Looking only at the lines below that contain "timer", give the number of them and no other text.
*** Begin section ***
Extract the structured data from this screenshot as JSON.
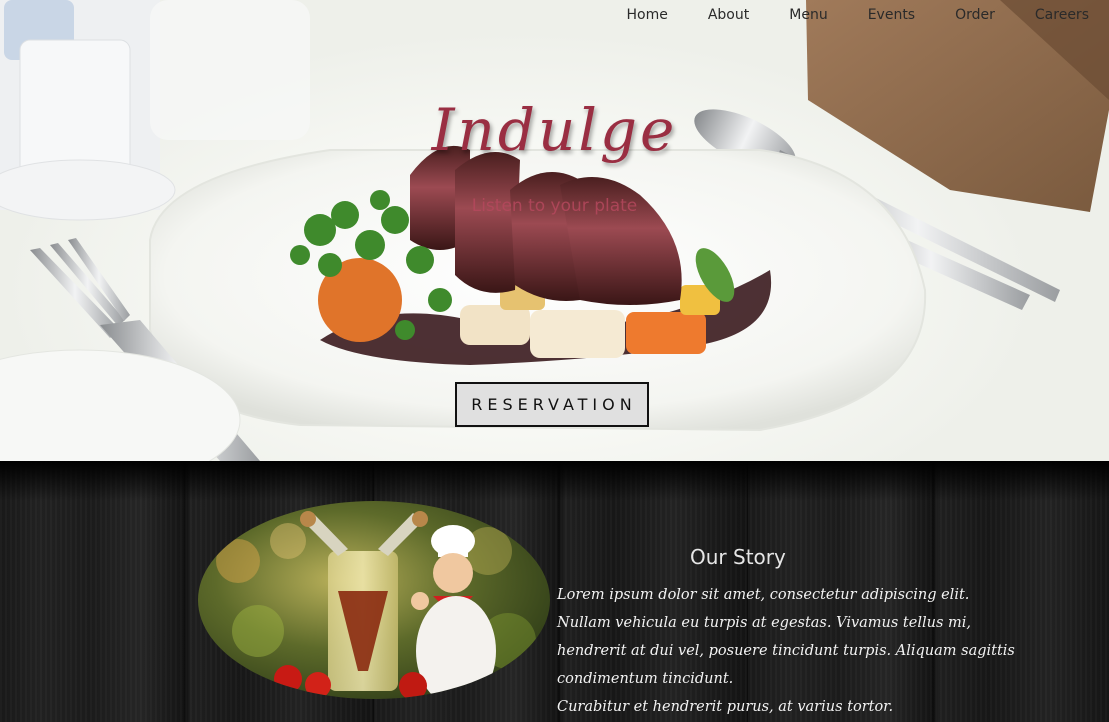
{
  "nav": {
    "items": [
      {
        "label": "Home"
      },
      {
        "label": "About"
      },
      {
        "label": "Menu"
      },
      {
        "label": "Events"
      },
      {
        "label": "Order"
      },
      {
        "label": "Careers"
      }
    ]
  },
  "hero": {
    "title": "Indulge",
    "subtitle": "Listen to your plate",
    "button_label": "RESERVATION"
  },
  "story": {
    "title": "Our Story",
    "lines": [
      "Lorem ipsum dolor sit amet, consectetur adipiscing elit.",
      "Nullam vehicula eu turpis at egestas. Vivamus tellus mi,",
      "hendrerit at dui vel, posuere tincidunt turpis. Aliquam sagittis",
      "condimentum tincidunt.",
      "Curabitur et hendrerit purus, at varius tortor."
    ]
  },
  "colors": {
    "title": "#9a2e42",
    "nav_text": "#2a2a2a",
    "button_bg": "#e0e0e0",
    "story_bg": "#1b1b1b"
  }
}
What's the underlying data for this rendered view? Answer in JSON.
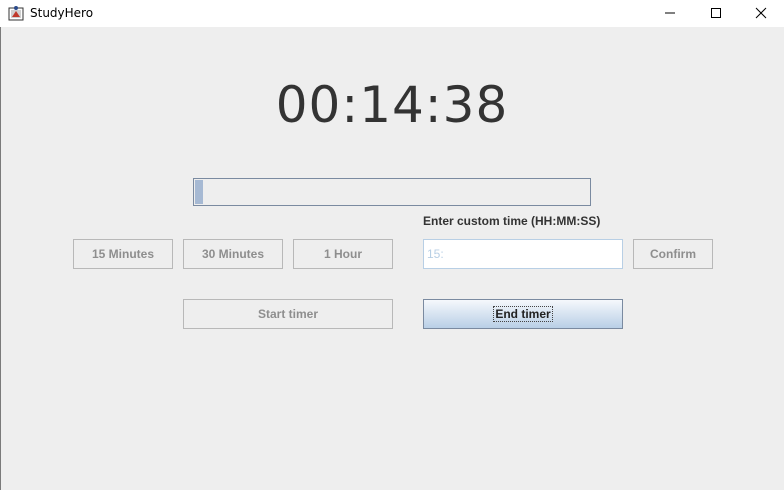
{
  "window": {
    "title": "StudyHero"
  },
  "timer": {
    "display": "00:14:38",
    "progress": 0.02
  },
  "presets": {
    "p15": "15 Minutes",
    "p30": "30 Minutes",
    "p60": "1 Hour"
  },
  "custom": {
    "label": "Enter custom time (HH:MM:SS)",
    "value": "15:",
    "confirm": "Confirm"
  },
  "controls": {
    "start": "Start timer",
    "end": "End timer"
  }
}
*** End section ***
» **Exercise response**
3